» Work instructions:
In the records below, tally every line containing "Lower". Report only the total.

» Dataset extract:
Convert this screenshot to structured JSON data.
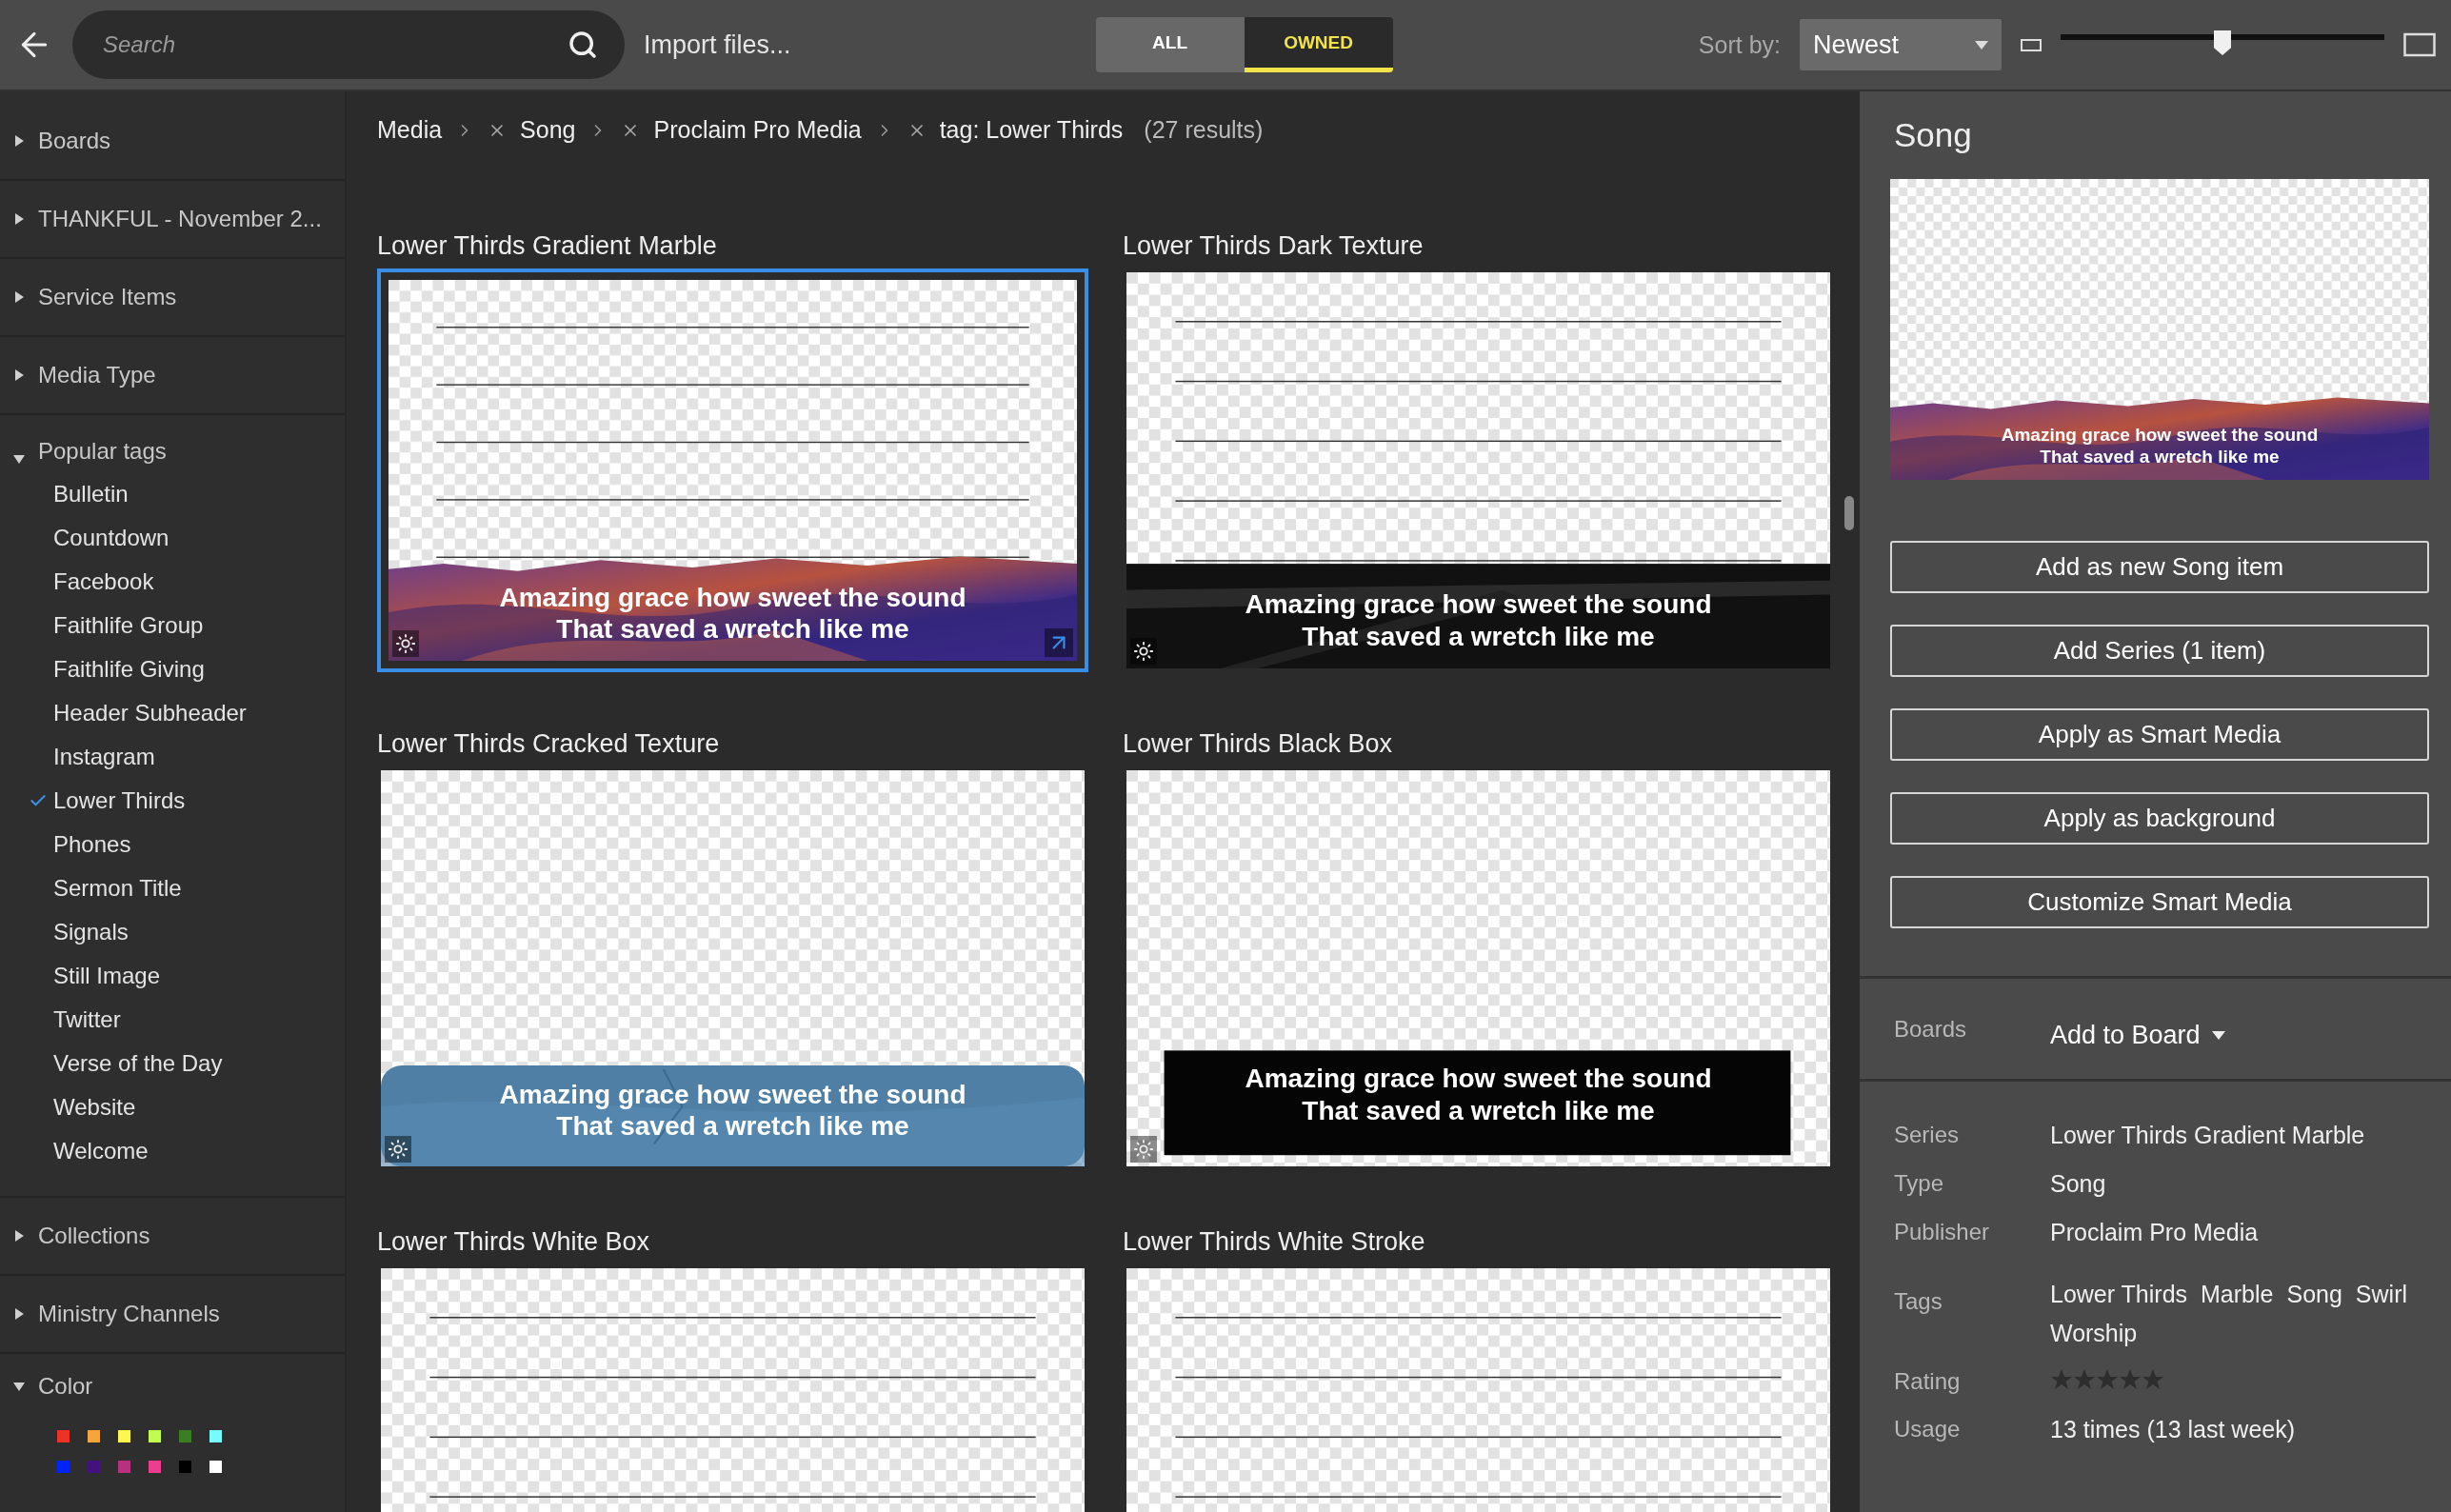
{
  "toolbar": {
    "search": {
      "placeholder": "Search"
    },
    "import_label": "Import files...",
    "filter_tabs": [
      {
        "label": "ALL",
        "selected": false
      },
      {
        "label": "OWNED",
        "selected": true
      }
    ],
    "sort_label": "Sort by:",
    "sort_value": "Newest",
    "size_slider": {
      "level": 0.5
    }
  },
  "sidebar": {
    "sections_top": [
      {
        "label": "Boards",
        "expanded": false
      },
      {
        "label": "THANKFUL - November 2...",
        "expanded": false
      },
      {
        "label": "Service Items",
        "expanded": false
      },
      {
        "label": "Media Type",
        "expanded": false
      }
    ],
    "popular_tags": {
      "label": "Popular tags",
      "expanded": true,
      "items": [
        {
          "label": "Bulletin",
          "selected": false
        },
        {
          "label": "Countdown",
          "selected": false
        },
        {
          "label": "Facebook",
          "selected": false
        },
        {
          "label": "Faithlife Group",
          "selected": false
        },
        {
          "label": "Faithlife Giving",
          "selected": false
        },
        {
          "label": "Header Subheader",
          "selected": false
        },
        {
          "label": "Instagram",
          "selected": false
        },
        {
          "label": "Lower Thirds",
          "selected": true
        },
        {
          "label": "Phones",
          "selected": false
        },
        {
          "label": "Sermon Title",
          "selected": false
        },
        {
          "label": "Signals",
          "selected": false
        },
        {
          "label": "Still Image",
          "selected": false
        },
        {
          "label": "Twitter",
          "selected": false
        },
        {
          "label": "Verse of the Day",
          "selected": false
        },
        {
          "label": "Website",
          "selected": false
        },
        {
          "label": "Welcome",
          "selected": false
        }
      ]
    },
    "sections_bottom": [
      {
        "label": "Collections",
        "expanded": false
      },
      {
        "label": "Ministry Channels",
        "expanded": false
      }
    ],
    "color_section": {
      "label": "Color",
      "expanded": true,
      "swatches": [
        {
          "color": "#ee3226"
        },
        {
          "color": "#f4a63c"
        },
        {
          "color": "#fdf850"
        },
        {
          "color": "#c2fc50"
        },
        {
          "color": "#3a7d22"
        },
        {
          "color": "#76fcfd"
        },
        {
          "color": "#0022fb"
        },
        {
          "color": "#43127e"
        },
        {
          "color": "#b7317f"
        },
        {
          "color": "#ec3d8f"
        },
        {
          "color": "#000000"
        },
        {
          "color": "#ffffff"
        }
      ]
    }
  },
  "breadcrumb": {
    "items": [
      {
        "label": "Media",
        "removable": false
      },
      {
        "label": "Song",
        "removable": true
      },
      {
        "label": "Proclaim Pro Media",
        "removable": true
      },
      {
        "label": "tag: Lower Thirds",
        "removable": true
      }
    ],
    "results": "(27 results)"
  },
  "cards": [
    {
      "title": "Lower Thirds Gradient Marble",
      "kind": "marble",
      "selected": true,
      "lyrics": [
        "Amazing grace how sweet the sound",
        "That saved a wretch like me"
      ]
    },
    {
      "title": "Lower Thirds Dark Texture",
      "kind": "dark",
      "selected": false,
      "lyrics": [
        "Amazing grace how sweet the sound",
        "That saved a wretch like me"
      ]
    },
    {
      "title": "Lower Thirds Cracked Texture",
      "kind": "cracked",
      "selected": false,
      "lyrics": [
        "Amazing grace how sweet the sound",
        "That saved a wretch like me"
      ]
    },
    {
      "title": "Lower Thirds Black Box",
      "kind": "black-box",
      "selected": false,
      "lyrics": [
        "Amazing grace how sweet the sound",
        "That saved a wretch like me"
      ]
    },
    {
      "title": "Lower Thirds White Box",
      "kind": "plain",
      "selected": false
    },
    {
      "title": "Lower Thirds White Stroke",
      "kind": "plain",
      "selected": false
    }
  ],
  "details": {
    "title": "Song",
    "preview": {
      "kind": "marble",
      "lyrics": [
        "Amazing grace how sweet the sound",
        "That saved a wretch like me"
      ]
    },
    "actions": [
      "Add as new Song item",
      "Add Series (1 item)",
      "Apply as Smart Media",
      "Apply as background",
      "Customize Smart Media"
    ],
    "boards": {
      "label": "Boards",
      "value": "Add to Board"
    },
    "properties": [
      {
        "label": "Series",
        "value": "Lower Thirds Gradient Marble"
      },
      {
        "label": "Type",
        "value": "Song"
      },
      {
        "label": "Publisher",
        "value": "Proclaim Pro Media"
      }
    ],
    "tags": {
      "label": "Tags",
      "items": [
        "Lower Thirds",
        "Marble",
        "Song",
        "Swirl",
        "Worship"
      ]
    },
    "rating": {
      "label": "Rating",
      "stars": 0
    },
    "usage": {
      "label": "Usage",
      "value": "13 times (13 last week)"
    }
  }
}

» Reply:
10